Exercise aim: Print the data once more, exactly as supplied.

[Website and app data records]
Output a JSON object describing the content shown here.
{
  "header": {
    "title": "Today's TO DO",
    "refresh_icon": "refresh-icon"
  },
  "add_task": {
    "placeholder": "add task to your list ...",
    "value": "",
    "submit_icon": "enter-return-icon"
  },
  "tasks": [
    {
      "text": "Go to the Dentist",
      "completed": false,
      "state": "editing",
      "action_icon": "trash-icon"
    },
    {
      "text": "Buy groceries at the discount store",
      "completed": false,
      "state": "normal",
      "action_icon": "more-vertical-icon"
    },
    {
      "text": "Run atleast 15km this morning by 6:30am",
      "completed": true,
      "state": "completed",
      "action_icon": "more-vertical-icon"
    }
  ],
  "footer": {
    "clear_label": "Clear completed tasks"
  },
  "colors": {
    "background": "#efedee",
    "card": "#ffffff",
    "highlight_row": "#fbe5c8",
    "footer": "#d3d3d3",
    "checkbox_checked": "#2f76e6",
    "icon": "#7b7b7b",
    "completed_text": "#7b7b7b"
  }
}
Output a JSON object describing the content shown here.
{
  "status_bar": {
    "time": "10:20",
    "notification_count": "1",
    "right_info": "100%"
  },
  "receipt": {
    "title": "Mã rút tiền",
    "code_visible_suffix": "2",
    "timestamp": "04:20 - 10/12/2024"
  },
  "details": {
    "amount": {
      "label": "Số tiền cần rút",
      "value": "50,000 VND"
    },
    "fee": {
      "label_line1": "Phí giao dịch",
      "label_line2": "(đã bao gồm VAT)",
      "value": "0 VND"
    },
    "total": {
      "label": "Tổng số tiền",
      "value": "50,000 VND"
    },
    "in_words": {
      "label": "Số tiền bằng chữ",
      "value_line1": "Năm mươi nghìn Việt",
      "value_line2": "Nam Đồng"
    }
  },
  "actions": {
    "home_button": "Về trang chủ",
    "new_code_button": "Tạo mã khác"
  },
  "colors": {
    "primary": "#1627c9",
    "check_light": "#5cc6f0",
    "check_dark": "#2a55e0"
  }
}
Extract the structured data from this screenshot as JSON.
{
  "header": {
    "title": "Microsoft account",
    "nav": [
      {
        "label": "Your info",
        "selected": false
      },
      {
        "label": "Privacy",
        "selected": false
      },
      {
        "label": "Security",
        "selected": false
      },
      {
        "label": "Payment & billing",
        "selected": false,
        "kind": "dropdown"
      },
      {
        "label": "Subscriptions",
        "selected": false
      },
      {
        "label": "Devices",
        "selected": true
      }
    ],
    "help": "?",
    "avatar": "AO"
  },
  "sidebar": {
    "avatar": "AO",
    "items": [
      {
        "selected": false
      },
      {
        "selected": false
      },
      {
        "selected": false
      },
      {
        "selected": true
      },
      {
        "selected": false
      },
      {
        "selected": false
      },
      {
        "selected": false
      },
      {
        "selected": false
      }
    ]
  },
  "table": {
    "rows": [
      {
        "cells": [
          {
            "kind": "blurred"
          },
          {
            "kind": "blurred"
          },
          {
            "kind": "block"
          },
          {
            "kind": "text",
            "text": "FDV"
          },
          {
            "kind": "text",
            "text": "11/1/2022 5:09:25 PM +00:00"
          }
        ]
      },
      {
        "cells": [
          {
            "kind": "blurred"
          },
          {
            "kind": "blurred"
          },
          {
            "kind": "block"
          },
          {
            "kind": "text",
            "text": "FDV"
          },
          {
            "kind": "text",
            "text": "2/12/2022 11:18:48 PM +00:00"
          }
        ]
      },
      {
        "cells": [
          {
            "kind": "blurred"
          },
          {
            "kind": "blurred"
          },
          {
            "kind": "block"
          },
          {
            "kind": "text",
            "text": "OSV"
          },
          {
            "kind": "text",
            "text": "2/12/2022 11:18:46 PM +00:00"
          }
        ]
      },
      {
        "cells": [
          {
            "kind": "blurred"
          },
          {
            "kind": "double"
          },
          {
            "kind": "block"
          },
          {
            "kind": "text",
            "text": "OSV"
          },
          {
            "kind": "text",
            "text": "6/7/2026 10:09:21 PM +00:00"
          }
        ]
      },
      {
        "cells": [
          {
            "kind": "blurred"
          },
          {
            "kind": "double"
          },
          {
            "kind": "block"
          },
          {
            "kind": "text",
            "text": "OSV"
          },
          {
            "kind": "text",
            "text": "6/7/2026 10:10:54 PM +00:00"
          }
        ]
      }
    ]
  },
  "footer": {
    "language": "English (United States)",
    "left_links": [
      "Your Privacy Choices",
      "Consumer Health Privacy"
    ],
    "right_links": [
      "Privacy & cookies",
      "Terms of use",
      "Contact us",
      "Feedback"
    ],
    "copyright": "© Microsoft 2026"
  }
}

Response to this task:
Output a JSON object describing the content shown here.
{
  "header": {
    "title": "Today's TO DO",
    "refresh_icon": "refresh-icon"
  },
  "add_task": {
    "placeholder": "add task to your list ...",
    "value": "",
    "submit_icon": "enter-return-icon"
  },
  "tasks": [
    {
      "text": "Go to the Dentist",
      "completed": false,
      "state": "editing",
      "action_icon": "trash-icon"
    },
    {
      "text": "Buy groceries at the discount store",
      "completed": false,
      "state": "normal",
      "action_icon": "more-vertical-icon"
    },
    {
      "text": "Run atleast 15km this morning by 6:30am",
      "completed": true,
      "state": "completed",
      "action_icon": "more-vertical-icon"
    }
  ],
  "footer": {
    "clear_label": "Clear completed tasks"
  },
  "colors": {
    "background": "#efedee",
    "card": "#ffffff",
    "highlight_row": "#fbe5c8",
    "footer": "#d3d3d3",
    "checkbox_checked": "#2f76e6",
    "icon": "#7b7b7b",
    "completed_text": "#7b7b7b"
  }
}
Output a JSON object describing the content shown here.
{
  "status_bar": {
    "time": "10:20",
    "notification_count": "1",
    "right_info": "100%"
  },
  "receipt": {
    "title": "Mã rút tiền",
    "code_visible_suffix": "2",
    "timestamp": "04:20 - 10/12/2024"
  },
  "details": {
    "amount": {
      "label": "Số tiền cần rút",
      "value": "50,000 VND"
    },
    "fee": {
      "label_line1": "Phí giao dịch",
      "label_line2": "(đã bao gồm VAT)",
      "value": "0 VND"
    },
    "total": {
      "label": "Tổng số tiền",
      "value": "50,000 VND"
    },
    "in_words": {
      "label": "Số tiền bằng chữ",
      "value_line1": "Năm mươi nghìn Việt",
      "value_line2": "Nam Đồng"
    }
  },
  "actions": {
    "home_button": "Về trang chủ",
    "new_code_button": "Tạo mã khác"
  },
  "colors": {
    "primary": "#1627c9",
    "check_light": "#5cc6f0",
    "check_dark": "#2a55e0"
  }
}
Extract the structured data from this screenshot as JSON.
{
  "header": {
    "title": "Microsoft account",
    "nav": [
      {
        "label": "Your info",
        "selected": false
      },
      {
        "label": "Privacy",
        "selected": false
      },
      {
        "label": "Security",
        "selected": false
      },
      {
        "label": "Payment & billing",
        "selected": false,
        "kind": "dropdown"
      },
      {
        "label": "Subscriptions",
        "selected": false
      },
      {
        "label": "Devices",
        "selected": true
      }
    ],
    "help": "?",
    "avatar": "AO"
  },
  "sidebar": {
    "avatar": "AO",
    "items": [
      {
        "selected": false
      },
      {
        "selected": false
      },
      {
        "selected": false
      },
      {
        "selected": true
      },
      {
        "selected": false
      },
      {
        "selected": false
      },
      {
        "selected": false
      },
      {
        "selected": false
      }
    ]
  },
  "table": {
    "rows": [
      {
        "cells": [
          {
            "kind": "blurred"
          },
          {
            "kind": "blurred"
          },
          {
            "kind": "block"
          },
          {
            "kind": "text",
            "text": "FDV"
          },
          {
            "kind": "text",
            "text": "11/1/2022 5:09:25 PM +00:00"
          }
        ]
      },
      {
        "cells": [
          {
            "kind": "blurred"
          },
          {
            "kind": "blurred"
          },
          {
            "kind": "block"
          },
          {
            "kind": "text",
            "text": "FDV"
          },
          {
            "kind": "text",
            "text": "2/12/2022 11:18:48 PM +00:00"
          }
        ]
      },
      {
        "cells": [
          {
            "kind": "blurred"
          },
          {
            "kind": "blurred"
          },
          {
            "kind": "block"
          },
          {
            "kind": "text",
            "text": "OSV"
          },
          {
            "kind": "text",
            "text": "2/12/2022 11:18:46 PM +00:00"
          }
        ]
      },
      {
        "cells": [
          {
            "kind": "blurred"
          },
          {
            "kind": "double"
          },
          {
            "kind": "block"
          },
          {
            "kind": "text",
            "text": "OSV"
          },
          {
            "kind": "text",
            "text": "6/7/2026 10:09:21 PM +00:00"
          }
        ]
      },
      {
        "cells": [
          {
            "kind": "blurred"
          },
          {
            "kind": "double"
          },
          {
            "kind": "block"
          },
          {
            "kind": "text",
            "text": "OSV"
          },
          {
            "kind": "text",
            "text": "6/7/2026 10:10:54 PM +00:00"
          }
        ]
      }
    ]
  },
  "footer": {
    "language": "English (United States)",
    "left_links": [
      "Your Privacy Choices",
      "Consumer Health Privacy"
    ],
    "right_links": [
      "Privacy & cookies",
      "Terms of use",
      "Contact us",
      "Feedback"
    ],
    "copyright": "© Microsoft 2026"
  }
}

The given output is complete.